PROBLEM REQUIREMENTS = Scan the entries below for "legend" and copy each line that holds it.

INFORMATION GIVEN =

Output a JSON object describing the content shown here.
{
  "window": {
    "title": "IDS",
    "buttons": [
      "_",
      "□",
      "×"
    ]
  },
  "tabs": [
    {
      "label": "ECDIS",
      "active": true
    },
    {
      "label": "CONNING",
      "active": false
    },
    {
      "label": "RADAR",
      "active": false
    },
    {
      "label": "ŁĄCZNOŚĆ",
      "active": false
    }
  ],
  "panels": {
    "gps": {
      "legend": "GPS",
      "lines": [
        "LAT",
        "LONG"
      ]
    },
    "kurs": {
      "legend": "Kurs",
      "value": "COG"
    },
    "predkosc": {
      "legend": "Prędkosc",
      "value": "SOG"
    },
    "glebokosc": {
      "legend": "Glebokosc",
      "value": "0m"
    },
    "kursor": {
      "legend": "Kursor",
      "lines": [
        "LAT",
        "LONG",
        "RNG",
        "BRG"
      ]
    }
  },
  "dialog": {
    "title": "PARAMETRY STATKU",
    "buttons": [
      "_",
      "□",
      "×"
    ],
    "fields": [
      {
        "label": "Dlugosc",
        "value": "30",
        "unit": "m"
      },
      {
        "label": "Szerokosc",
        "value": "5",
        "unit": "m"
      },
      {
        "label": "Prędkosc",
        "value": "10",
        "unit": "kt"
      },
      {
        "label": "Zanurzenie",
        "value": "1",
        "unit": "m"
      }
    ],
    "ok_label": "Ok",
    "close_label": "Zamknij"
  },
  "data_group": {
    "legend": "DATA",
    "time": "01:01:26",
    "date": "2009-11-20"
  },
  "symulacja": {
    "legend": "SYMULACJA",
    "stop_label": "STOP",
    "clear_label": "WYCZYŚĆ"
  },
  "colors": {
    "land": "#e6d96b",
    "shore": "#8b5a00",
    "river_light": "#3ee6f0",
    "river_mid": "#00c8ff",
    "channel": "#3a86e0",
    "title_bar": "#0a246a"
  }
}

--

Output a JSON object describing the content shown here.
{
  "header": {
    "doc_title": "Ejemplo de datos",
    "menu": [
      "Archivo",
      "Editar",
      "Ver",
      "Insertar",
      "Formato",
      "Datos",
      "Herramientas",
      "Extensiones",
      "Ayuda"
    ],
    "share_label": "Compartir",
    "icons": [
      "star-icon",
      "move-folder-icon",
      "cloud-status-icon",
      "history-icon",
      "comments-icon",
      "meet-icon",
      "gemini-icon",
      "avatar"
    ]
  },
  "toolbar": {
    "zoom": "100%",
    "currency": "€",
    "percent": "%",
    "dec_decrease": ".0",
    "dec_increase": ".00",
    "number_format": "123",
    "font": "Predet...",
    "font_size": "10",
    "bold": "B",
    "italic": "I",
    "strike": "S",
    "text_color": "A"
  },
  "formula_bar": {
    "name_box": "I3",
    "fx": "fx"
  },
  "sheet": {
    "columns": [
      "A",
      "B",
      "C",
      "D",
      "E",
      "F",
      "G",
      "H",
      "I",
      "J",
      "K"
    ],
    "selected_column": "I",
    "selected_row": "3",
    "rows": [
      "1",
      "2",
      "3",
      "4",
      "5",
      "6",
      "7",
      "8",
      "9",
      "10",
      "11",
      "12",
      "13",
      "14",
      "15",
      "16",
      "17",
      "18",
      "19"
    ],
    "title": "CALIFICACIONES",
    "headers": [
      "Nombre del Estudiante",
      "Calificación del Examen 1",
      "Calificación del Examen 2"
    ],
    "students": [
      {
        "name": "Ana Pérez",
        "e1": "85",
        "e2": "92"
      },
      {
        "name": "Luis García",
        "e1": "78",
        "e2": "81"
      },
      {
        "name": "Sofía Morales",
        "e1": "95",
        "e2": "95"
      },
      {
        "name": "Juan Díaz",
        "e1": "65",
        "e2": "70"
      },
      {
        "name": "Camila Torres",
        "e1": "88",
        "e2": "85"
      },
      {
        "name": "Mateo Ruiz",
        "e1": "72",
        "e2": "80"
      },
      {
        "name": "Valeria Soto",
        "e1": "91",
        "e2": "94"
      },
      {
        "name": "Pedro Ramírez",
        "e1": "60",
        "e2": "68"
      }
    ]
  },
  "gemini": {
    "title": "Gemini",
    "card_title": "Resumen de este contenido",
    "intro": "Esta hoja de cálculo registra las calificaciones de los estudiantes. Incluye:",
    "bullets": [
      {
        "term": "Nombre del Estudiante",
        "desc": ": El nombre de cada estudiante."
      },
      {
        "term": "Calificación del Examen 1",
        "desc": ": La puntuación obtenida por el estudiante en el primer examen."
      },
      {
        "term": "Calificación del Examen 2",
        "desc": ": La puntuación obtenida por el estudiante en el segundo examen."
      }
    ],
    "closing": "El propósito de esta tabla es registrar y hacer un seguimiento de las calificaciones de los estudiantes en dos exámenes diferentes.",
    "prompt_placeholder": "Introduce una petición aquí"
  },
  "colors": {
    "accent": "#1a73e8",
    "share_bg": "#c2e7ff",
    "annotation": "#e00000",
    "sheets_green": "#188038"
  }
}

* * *

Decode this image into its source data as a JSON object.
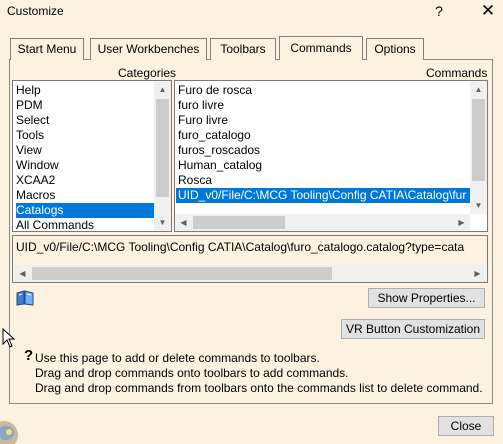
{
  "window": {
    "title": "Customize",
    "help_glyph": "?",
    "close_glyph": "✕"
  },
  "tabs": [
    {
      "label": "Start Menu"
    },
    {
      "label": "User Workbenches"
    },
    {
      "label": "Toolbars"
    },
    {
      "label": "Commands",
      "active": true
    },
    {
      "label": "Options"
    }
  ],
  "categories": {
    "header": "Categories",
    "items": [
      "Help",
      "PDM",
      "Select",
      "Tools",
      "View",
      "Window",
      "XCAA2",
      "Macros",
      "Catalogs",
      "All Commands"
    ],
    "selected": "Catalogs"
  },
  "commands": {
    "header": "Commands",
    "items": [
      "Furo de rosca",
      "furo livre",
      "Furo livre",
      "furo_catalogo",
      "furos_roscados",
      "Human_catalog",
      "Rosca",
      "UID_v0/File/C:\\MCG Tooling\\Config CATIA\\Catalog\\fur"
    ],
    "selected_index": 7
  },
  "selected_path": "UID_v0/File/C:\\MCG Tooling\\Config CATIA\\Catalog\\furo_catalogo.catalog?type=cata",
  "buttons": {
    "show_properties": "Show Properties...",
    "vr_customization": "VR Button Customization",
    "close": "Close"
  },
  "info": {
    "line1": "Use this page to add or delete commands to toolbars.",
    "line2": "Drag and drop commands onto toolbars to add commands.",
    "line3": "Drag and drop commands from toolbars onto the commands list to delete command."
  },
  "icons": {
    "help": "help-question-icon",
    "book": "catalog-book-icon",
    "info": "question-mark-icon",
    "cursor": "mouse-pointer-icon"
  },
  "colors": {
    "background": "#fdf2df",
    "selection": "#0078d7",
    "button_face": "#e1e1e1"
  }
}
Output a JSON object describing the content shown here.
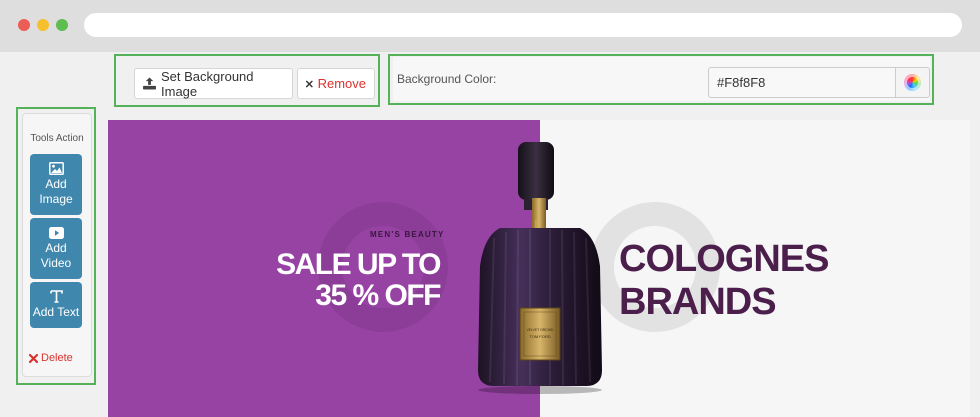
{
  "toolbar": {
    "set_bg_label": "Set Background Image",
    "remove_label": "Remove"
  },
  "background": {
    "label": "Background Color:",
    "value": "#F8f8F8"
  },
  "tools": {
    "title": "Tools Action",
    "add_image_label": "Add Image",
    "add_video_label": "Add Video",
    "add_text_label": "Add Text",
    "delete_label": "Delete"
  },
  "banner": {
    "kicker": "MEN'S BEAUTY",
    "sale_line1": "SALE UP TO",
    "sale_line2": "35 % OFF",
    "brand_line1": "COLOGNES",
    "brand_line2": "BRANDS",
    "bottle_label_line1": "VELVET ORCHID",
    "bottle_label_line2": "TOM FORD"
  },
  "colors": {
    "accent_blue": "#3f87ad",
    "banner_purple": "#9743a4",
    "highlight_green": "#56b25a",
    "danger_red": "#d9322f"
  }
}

EXERCISE OUTPUT =
      "legend": "GPS",
      "legend": "Kurs",
      "legend": "Prędkosc",
      "legend": "Glebokosc",
      "legend": "Kursor",
    "legend": "DATA",
    "legend": "SYMULACJA",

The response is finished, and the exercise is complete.